While you may believe that you need to be 55 to move into a 55+ community, that is not the case. Each member of a couple does not need to be 55 or older—just one of you. For couples with a dependent adult child who has special needs, a special age exemption might also be made (although you will have to provide evidence of the adult child’s disability).
Active Retirement Does Not Mean Old
It is easy to assume that everyone in a “retirement community” is old. But that is untrue in two important ways.
First, active retirement communities attract residents from a range of ages, from under 55 and up. So there tends to be a broad distribution of ages, including many younger retirees, as well as those who have made their homes in these communities for longer periods.
Second, age today is a relative condition. There are many people in their 60s and 70s who are incredible youthful—more so than many people in their 50s. If you choose an active retirement community because you want to live actively, you are far more likely to encounter people like yourself.
Active Means Active!

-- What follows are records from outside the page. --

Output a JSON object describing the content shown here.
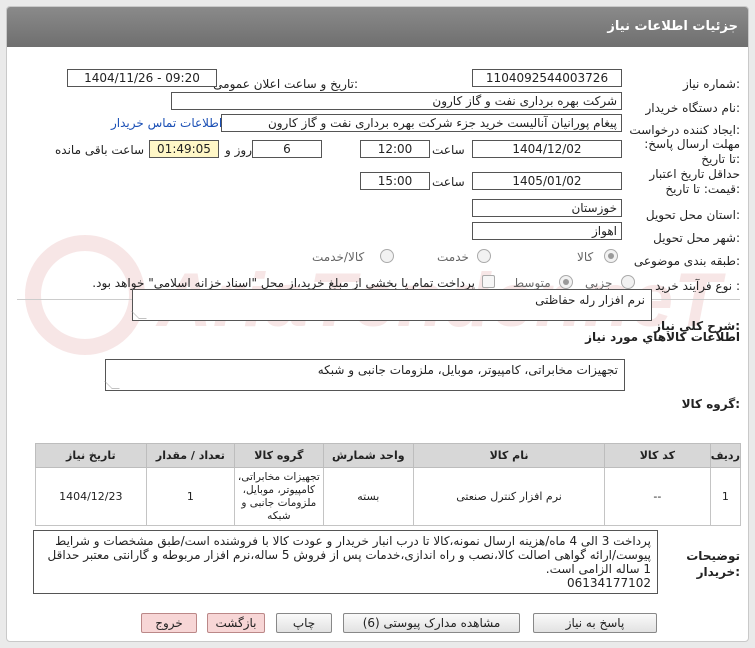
{
  "header": {
    "title": "جزئیات اطلاعات نیاز"
  },
  "watermark": {
    "text": "AriaTender.neT"
  },
  "fields": {
    "need_number_label": "شماره نیاز:",
    "need_number": "1104092544003726",
    "announce_label": "تاریخ و ساعت اعلان عمومی:",
    "announce_value": "1404/11/26 - 09:20",
    "buyer_org_label": "نام دستگاه خریدار:",
    "buyer_org": "شرکت بهره برداری نفت و گاز کارون",
    "requester_label": "ایجاد کننده درخواست:",
    "requester": "پیغام پورانیان آنالیست خرید جزء شرکت بهره برداری نفت و گاز کارون",
    "contact_link": "اطلاعات تماس خریدار",
    "reply_deadline_label": "مهلت ارسال پاسخ: تا تاریخ:",
    "reply_date": "1404/12/02",
    "time_word": "ساعت",
    "reply_time": "12:00",
    "days": "6",
    "days_and": "روز و",
    "remaining_time": "01:49:05",
    "remaining_label": "ساعت باقی مانده",
    "validity_label": "حداقل تاریخ اعتبار قیمت: تا تاریخ:",
    "validity_date": "1405/01/02",
    "validity_time": "15:00",
    "province_label": "استان محل تحویل:",
    "province": "خوزستان",
    "city_label": "شهر محل تحویل:",
    "city": "اهواز",
    "category_label": "طبقه بندی موضوعی:",
    "category_options": [
      "کالا",
      "خدمت",
      "کالا/خدمت"
    ],
    "purchase_type_label": "نوع فرآیند خرید :",
    "purchase_options": [
      "جزیی",
      "متوسط"
    ],
    "payment_note": "پرداخت تمام یا بخشی از مبلغ خرید،از محل \"اسناد خزانه اسلامی\" خواهد بود."
  },
  "description": {
    "label": "شرح کلي نياز:",
    "text": "نرم افزار رله حفاظتی"
  },
  "goods_info": {
    "heading": "اطلاعات كالاهاي مورد نياز",
    "group_label": "گروه کالا:",
    "group_value": "تجهیزات مخابراتی، کامپیوتر، موبایل، ملزومات جانبی و شبکه"
  },
  "table": {
    "headers": [
      "ردیف",
      "کد کالا",
      "نام کالا",
      "واحد شمارش",
      "گروه کالا",
      "تعداد / مقدار",
      "تاریخ نیاز"
    ],
    "rows": [
      [
        "1",
        "--",
        "نرم افزار کنترل صنعتی",
        "بسته",
        "تجهیزات مخابراتی، کامپیوتر، موبایل، ملزومات جانبی و شبکه",
        "1",
        "1404/12/23"
      ]
    ]
  },
  "buyer_notes": {
    "label": "توضیحات خریدار:",
    "text": "پرداخت 3 الی 4 ماه/هزینه ارسال نمونه،کالا تا درب انبار خریدار و عودت کالا با فروشنده است/طبق مشخصات و شرایط پیوست/ارائه گواهی اصالت کالا،نصب و راه اندازی،خدمات پس از فروش 5 ساله،نرم افزار مربوطه و گارانتی معتبر حداقل 1 ساله الزامی است.\n06134177102"
  },
  "buttons": {
    "reply": "پاسخ به نیاز",
    "attachments": "مشاهده مدارک پیوستی (6)",
    "print": "چاپ",
    "back": "بازگشت",
    "exit": "خروج"
  }
}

If you have the impression that an active retirement community is just code for “inactive,” you couldn’t be more wrong. People in these communities are there to be active, and the activities provided are designed to keep them physically vigorous. So you are likely to find water aerobics, fitness classes, circuit training, yoga, golf, tennis, running clubs, and many other strenuous activities.
Career and Life Friendly
If you are concerned about moving into an active retirement community while you are still working, don’t be. A lot of residents of active retirement communities work full or part-time, and at a wide variety of jobs.
Even if you are working, you still want to get the most out of life. That means you may be eager to start cutting back on your homeownership responsibilities, so you can engage in more enjoyable and satisfying activities. That is another great reason to move into an active retirement community sooner rather than later—and let the association take care of the responsibilities that you would rather give up.
Baby Boomer Retirement